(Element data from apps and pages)

......

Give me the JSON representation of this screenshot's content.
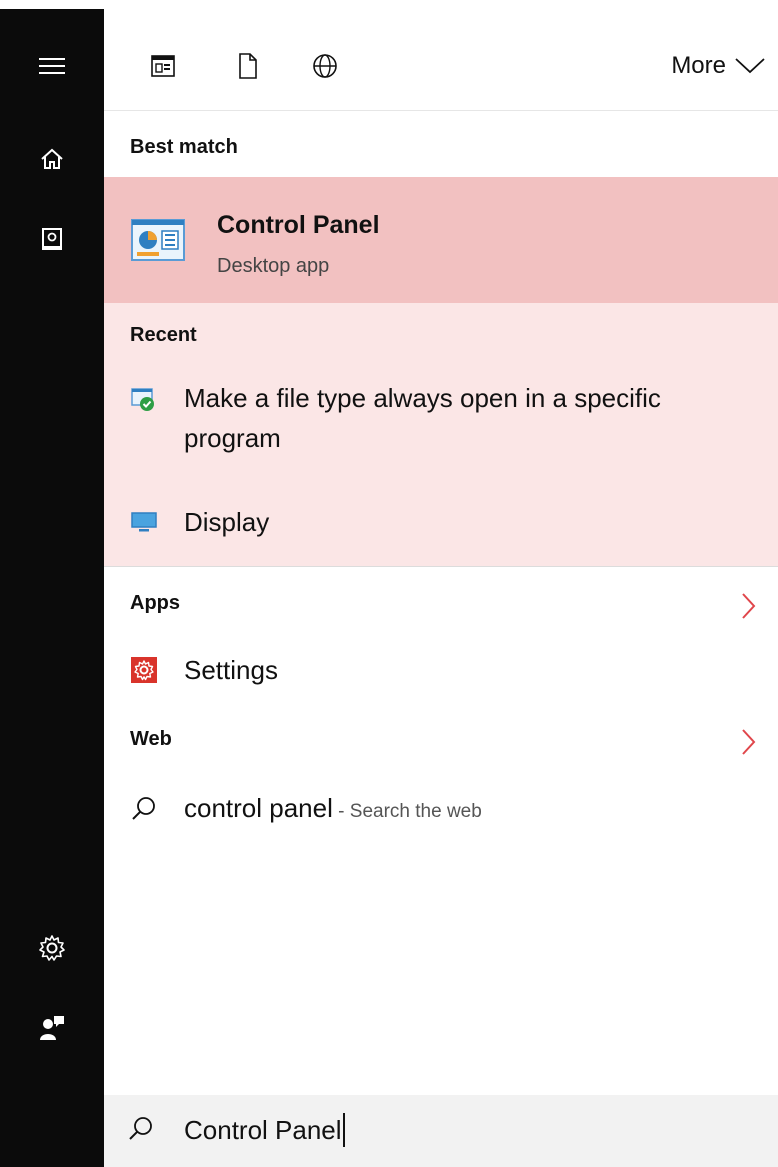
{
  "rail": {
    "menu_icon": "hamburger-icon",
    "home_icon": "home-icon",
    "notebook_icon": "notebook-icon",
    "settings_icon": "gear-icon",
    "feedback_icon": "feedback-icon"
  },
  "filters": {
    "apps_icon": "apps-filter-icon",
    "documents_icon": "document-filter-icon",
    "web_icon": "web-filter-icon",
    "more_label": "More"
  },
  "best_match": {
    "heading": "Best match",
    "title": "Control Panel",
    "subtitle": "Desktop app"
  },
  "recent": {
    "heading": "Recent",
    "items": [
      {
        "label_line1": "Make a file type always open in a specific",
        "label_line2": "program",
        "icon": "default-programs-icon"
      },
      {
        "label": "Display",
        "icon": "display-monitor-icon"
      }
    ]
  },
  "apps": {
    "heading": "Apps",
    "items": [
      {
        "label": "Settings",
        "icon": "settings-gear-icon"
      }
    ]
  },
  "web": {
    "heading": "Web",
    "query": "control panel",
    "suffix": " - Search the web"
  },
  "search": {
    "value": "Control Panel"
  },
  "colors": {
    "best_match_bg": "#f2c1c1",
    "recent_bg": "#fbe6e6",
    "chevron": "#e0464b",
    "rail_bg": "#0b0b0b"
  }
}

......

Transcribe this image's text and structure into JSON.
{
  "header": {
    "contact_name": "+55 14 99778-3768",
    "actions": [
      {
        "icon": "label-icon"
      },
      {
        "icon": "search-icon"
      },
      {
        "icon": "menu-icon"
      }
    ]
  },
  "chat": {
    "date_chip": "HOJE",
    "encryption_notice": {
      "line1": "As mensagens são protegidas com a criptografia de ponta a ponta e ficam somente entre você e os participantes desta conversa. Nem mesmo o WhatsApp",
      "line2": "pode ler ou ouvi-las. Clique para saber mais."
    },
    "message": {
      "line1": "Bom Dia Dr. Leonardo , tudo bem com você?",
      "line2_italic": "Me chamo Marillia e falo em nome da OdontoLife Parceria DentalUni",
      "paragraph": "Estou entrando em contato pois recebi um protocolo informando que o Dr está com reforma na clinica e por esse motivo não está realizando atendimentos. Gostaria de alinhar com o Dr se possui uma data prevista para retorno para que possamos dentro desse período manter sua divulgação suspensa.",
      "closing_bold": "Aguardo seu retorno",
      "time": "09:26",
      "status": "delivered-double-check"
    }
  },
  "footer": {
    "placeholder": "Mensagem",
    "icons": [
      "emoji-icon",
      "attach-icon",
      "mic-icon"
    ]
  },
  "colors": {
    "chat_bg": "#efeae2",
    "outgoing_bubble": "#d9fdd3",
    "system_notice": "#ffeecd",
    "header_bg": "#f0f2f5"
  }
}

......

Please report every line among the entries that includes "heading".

    "heading": "Best match",
    "heading": "Recent",
    "heading": "Apps",
    "heading": "Web",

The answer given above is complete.